06 July 2015, Lagos – There are strong indications that India, Spain, South Africa, Netherland and Brazil may have become the top export destinations for Nigeria’s oil.
According to a latest export destination figures gleaned from the Monthly Petroleum Information (MPI) published by the Nigerian National Petroleum Corporation (NNPC), Spain with 10,657,756 barrels (bbls) of crude oil it imported from Nigeria in December 2014 may still be leading the pack of countries where Nigeria has turned to for disposal of its oil.
The 2014 figures are however the most recent MPI figures uploaded by NNPC on its website. It has Nigeria’s oil export within the period to India at 8,525,406bbls, Netherlands, 8,086,981bbls, South Africa, 6,647,436bbls and Brazil, 4,278,037 respectively.
THISDAY, upon its request for any new MPI data from NNPC in Abuja was however directed to the corporation’s website by its Group General Manager, Public Affairs, Ohi Alegbe on Friday, and from where the 2014 figures were obtained.
But based on recent information gleaned from sources and compiled by Thomson Reuters Oil Analytics which showed that as many refiners returned from planned maintenance, THISDAY had reported recently that tanker arrival data showed that Nigeria in the month of May replaced Saudi Arabia as the top crude oil supplier to India, up from number three a year ago.

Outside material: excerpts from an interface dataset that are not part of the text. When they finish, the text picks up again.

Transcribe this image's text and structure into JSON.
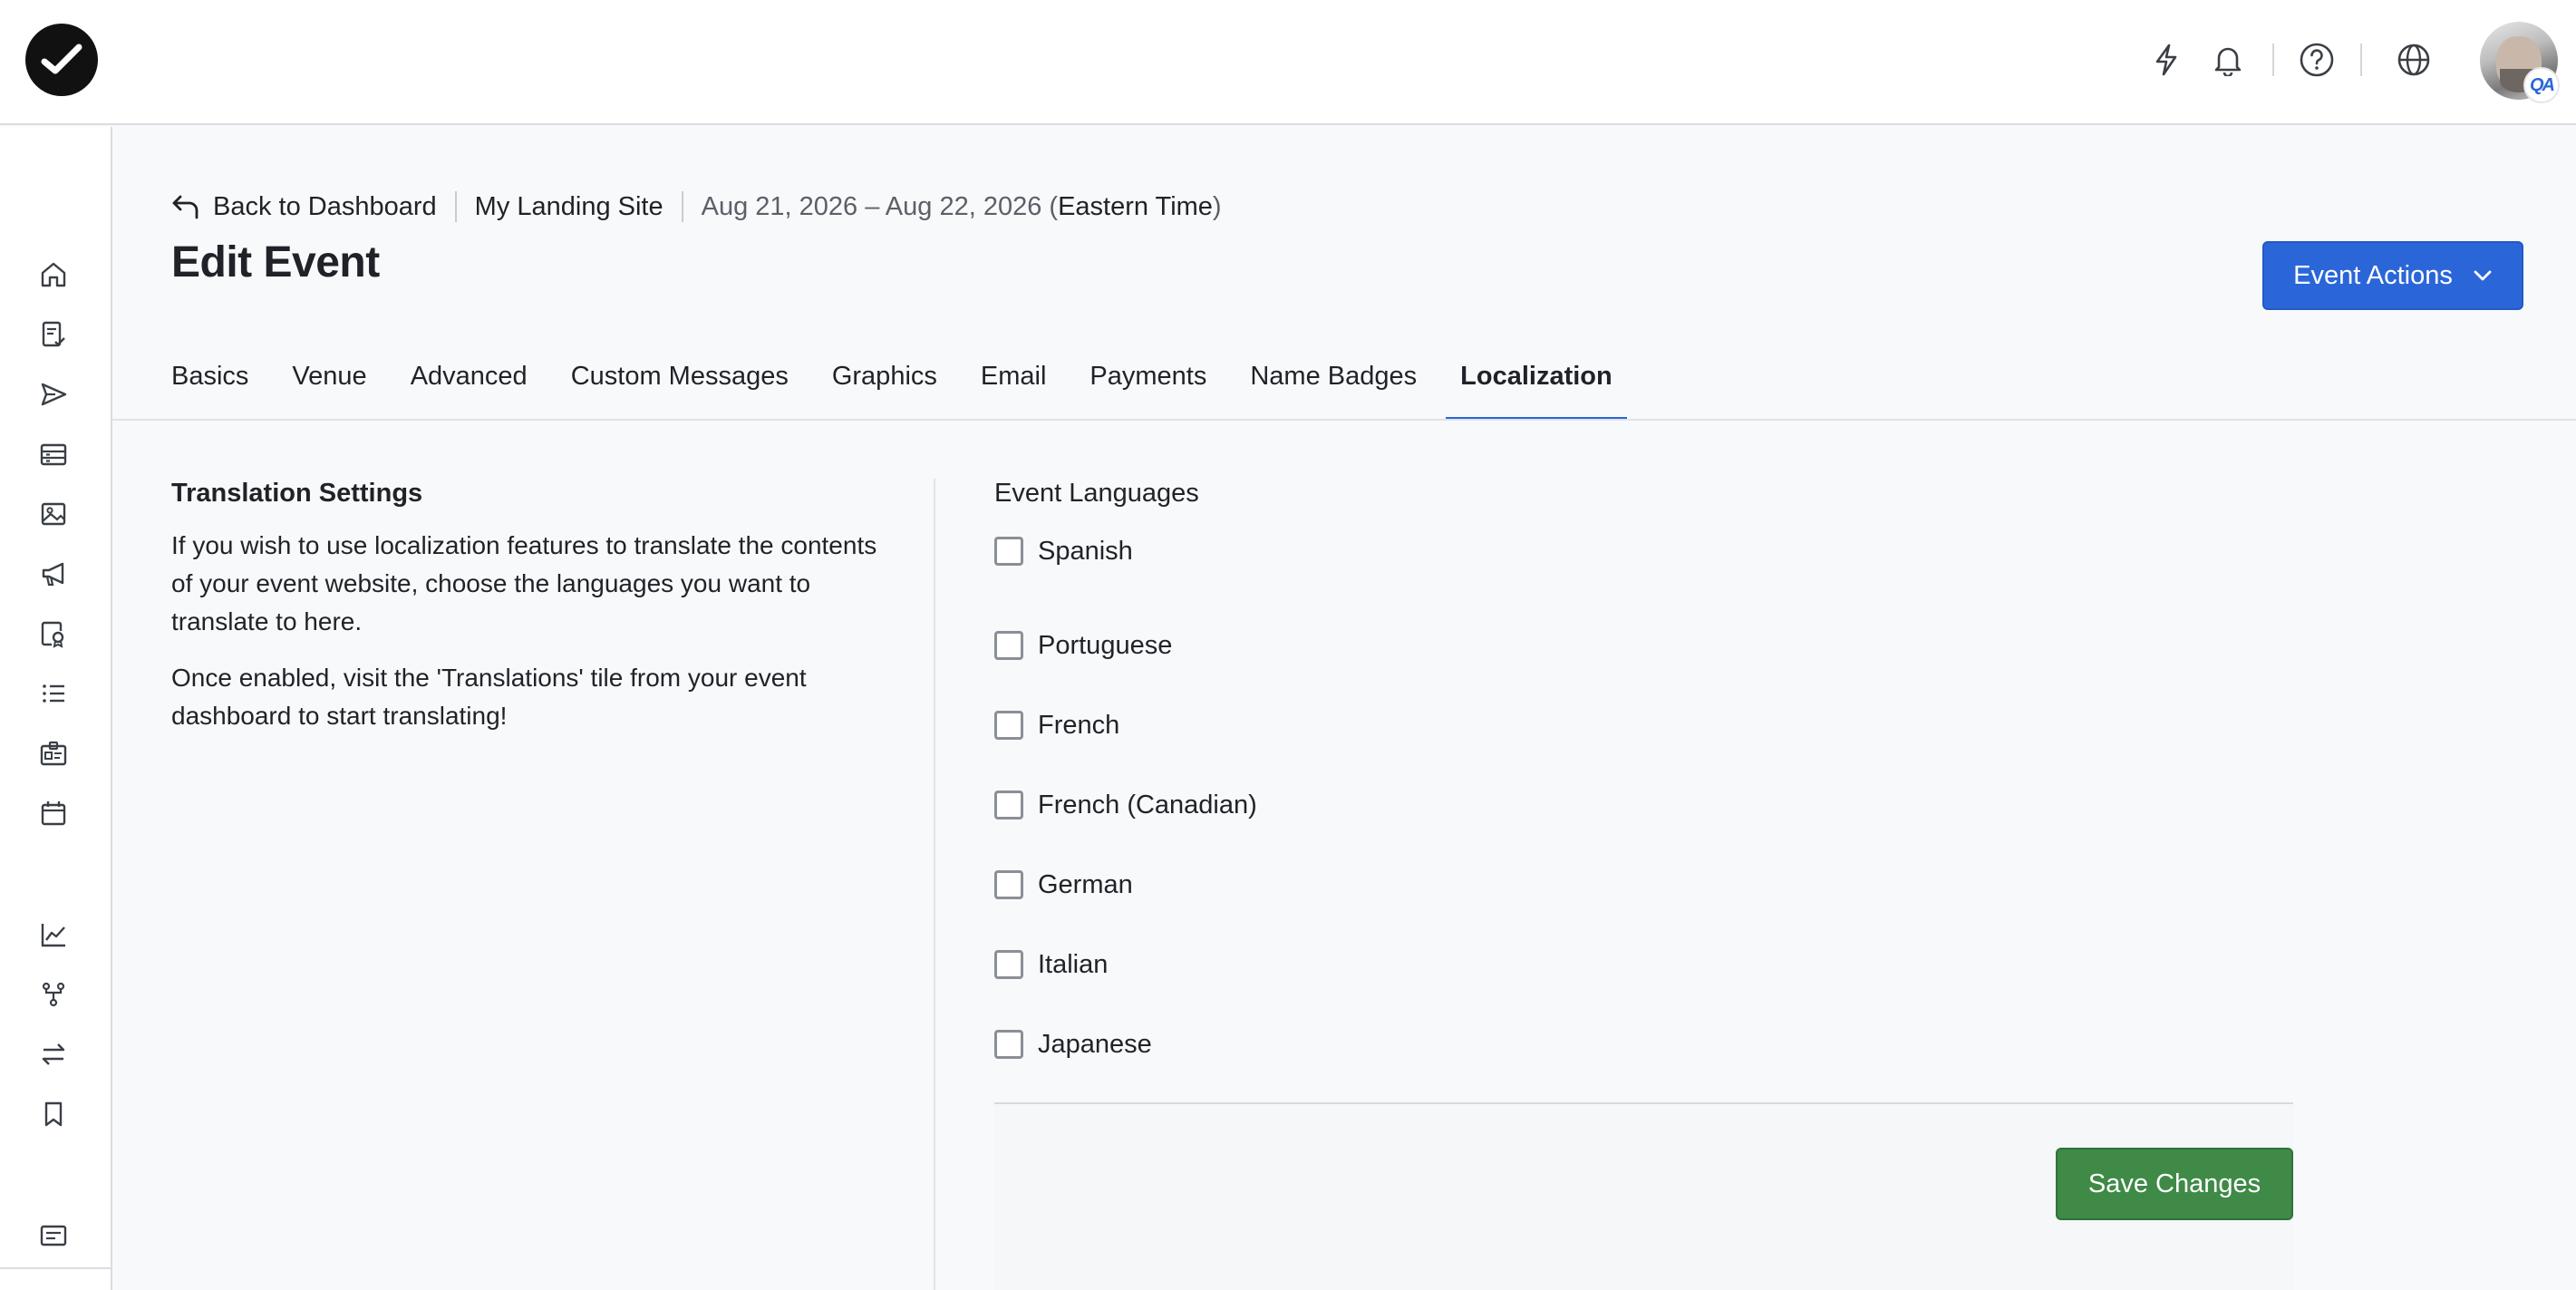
{
  "header": {
    "back_label": "Back to Dashboard",
    "site_name": "My Landing Site",
    "date_range": "Aug 21, 2026 – Aug 22, 2026",
    "timezone_open": " (",
    "timezone": "Eastern Time",
    "timezone_close": ")",
    "title": "Edit Event",
    "actions_label": "Event Actions"
  },
  "user": {
    "badge_initials": "QA"
  },
  "sidebar": {
    "icons": [
      "home-icon",
      "checklist-icon",
      "send-icon",
      "registration-icon",
      "image-icon",
      "megaphone-icon",
      "badge-search-icon",
      "list-icon",
      "id-card-icon",
      "calendar-icon",
      "chart-icon",
      "flow-icon",
      "swap-icon",
      "bookmark-icon",
      "message-icon"
    ]
  },
  "tabs": [
    {
      "label": "Basics"
    },
    {
      "label": "Venue"
    },
    {
      "label": "Advanced"
    },
    {
      "label": "Custom Messages"
    },
    {
      "label": "Graphics"
    },
    {
      "label": "Email"
    },
    {
      "label": "Payments"
    },
    {
      "label": "Name Badges"
    },
    {
      "label": "Localization",
      "active": true
    }
  ],
  "translation": {
    "title": "Translation Settings",
    "para1": "If you wish to use localization features to translate the contents of your event website, choose the languages you want to translate to here.",
    "para2": "Once enabled, visit the 'Translations' tile from your event dashboard to start translating!"
  },
  "languages": {
    "label": "Event Languages",
    "items": [
      {
        "label": "Spanish",
        "checked": false
      },
      {
        "label": "Portuguese",
        "checked": false
      },
      {
        "label": "French",
        "checked": false
      },
      {
        "label": "French (Canadian)",
        "checked": false
      },
      {
        "label": "German",
        "checked": false
      },
      {
        "label": "Italian",
        "checked": false
      },
      {
        "label": "Japanese",
        "checked": false
      }
    ]
  },
  "footer": {
    "save_label": "Save Changes"
  },
  "colors": {
    "primary": "#2b66d9",
    "save": "#3e8a46"
  }
}
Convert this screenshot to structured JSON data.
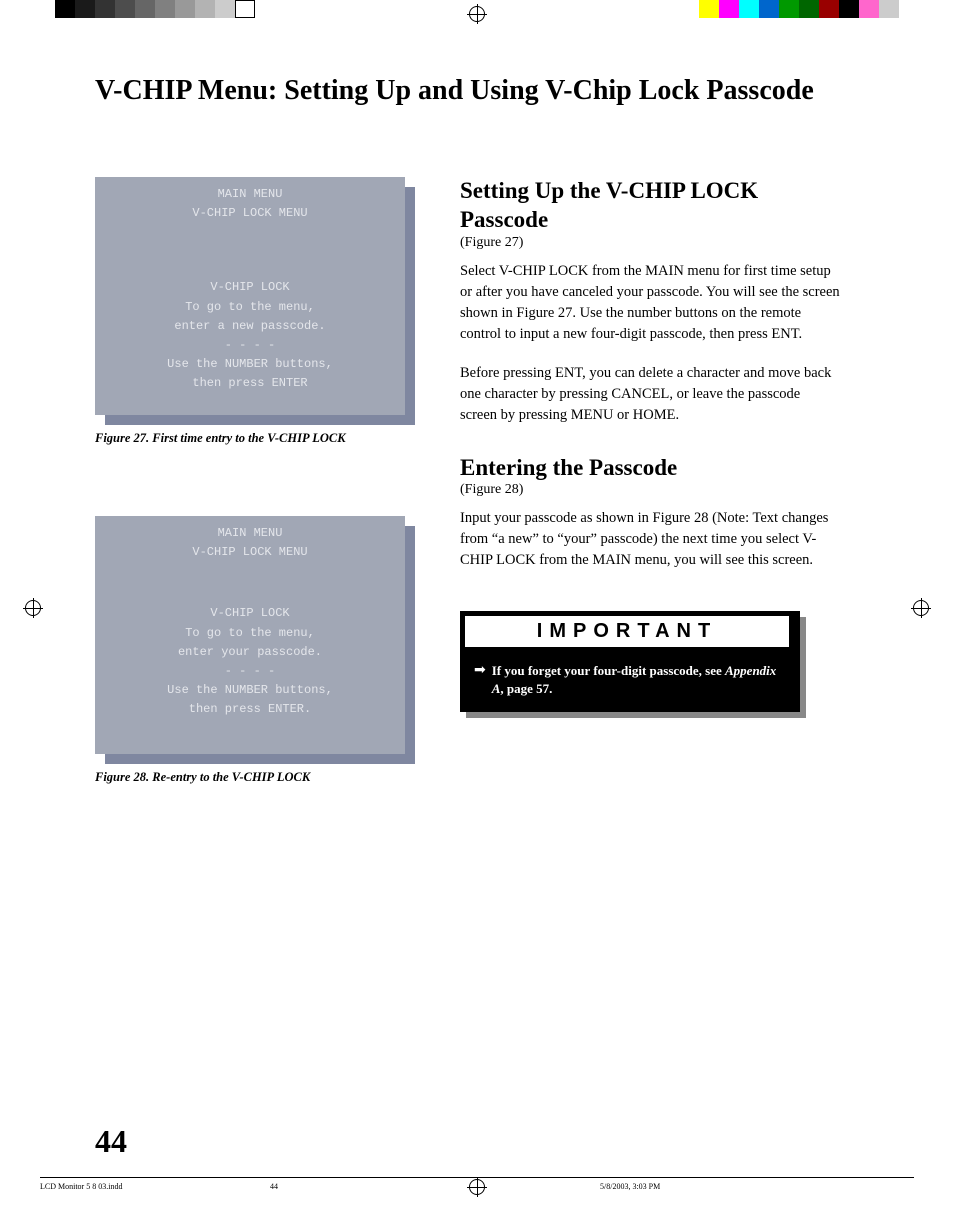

The Reuters data also disclosed that Saudi Arabia slipped to second position after Nigeria and was followed by Iraq, then Venezuela which retained the fourth slot while Iran slipped to fifth position from seventh a year ago.
It was also upon this information that THISDAY sought from NNPC the figures.
India which is Iran’s biggest oil client after China, lifted an annual 66 per cent more oil from the Organisation of Petroleum Exporting Countries (OPEC) member countries in May, shipping up to 4.34 million barrels per day (bpd) of oil in May, an increase of about 18.1 per cent from the previous month.
The MPI figure and development perhaps confirms Nigeria’s recent diversion of its crude oil market route to Spain, India, Netherlands, South Africa and Brazil, having lost its long standing market share with the United States which for a very long time was her export destination with its preference for Nigeria’s oil.
From the Reuters’ data, India is reported as the world’s fourth-biggest oil consumer. It imports about 80 per cent of its oil needs, with most of that coming from the Middle East. However, a boom in U.S. shale oil freed some of the supplies from Latin America and Africa for Asia, reducing the share of Middle Eastern oil in India’s overall purchases this year.
The data stated that as the slide in oil prices impacted the economies of traditional oil producers, the weightage of African and Latin American crude in India’s total oil imports rose a year ago and during a five month period of January to May 2015, Nigeria was reportedly the third largest supplier of crude to India with an average of 440,000bpd.
This development also had former High Commissioner of India to Nigeria and writer of ‘Nigeria: A Business Manual’, Amb. Mahesh Sachdev, disclosing to THISDAY in his email reaction that it was a reflection of the economic partnership between both countries.
Sachdev however added that the tripling in oil supplies from Nigeria to India would have to be monitored to see if it is a flash in the pan or one that will continue subsequently.
“This 200% surge is reflective of the economic complementarity that underlies bilateral ties. It also reflects India’s abiding faith in Nigeria as a stable, long term supplier of this strategic commodity despite political changes in Abuja.
It is also an implicit vote of confidence in administration of President Buhari, whose inauguration on May 29 was attended by Indian petroleum Minister Shri Dharmendra Pradhan.
“While a new record figure in bilateral petroleum is very encouraging development, it remains to be seen if this tripling of Indian oil imports from Nigeria in May 2015 is a flash in the pan or would continue subsequently,” Sachdev said.
– This Day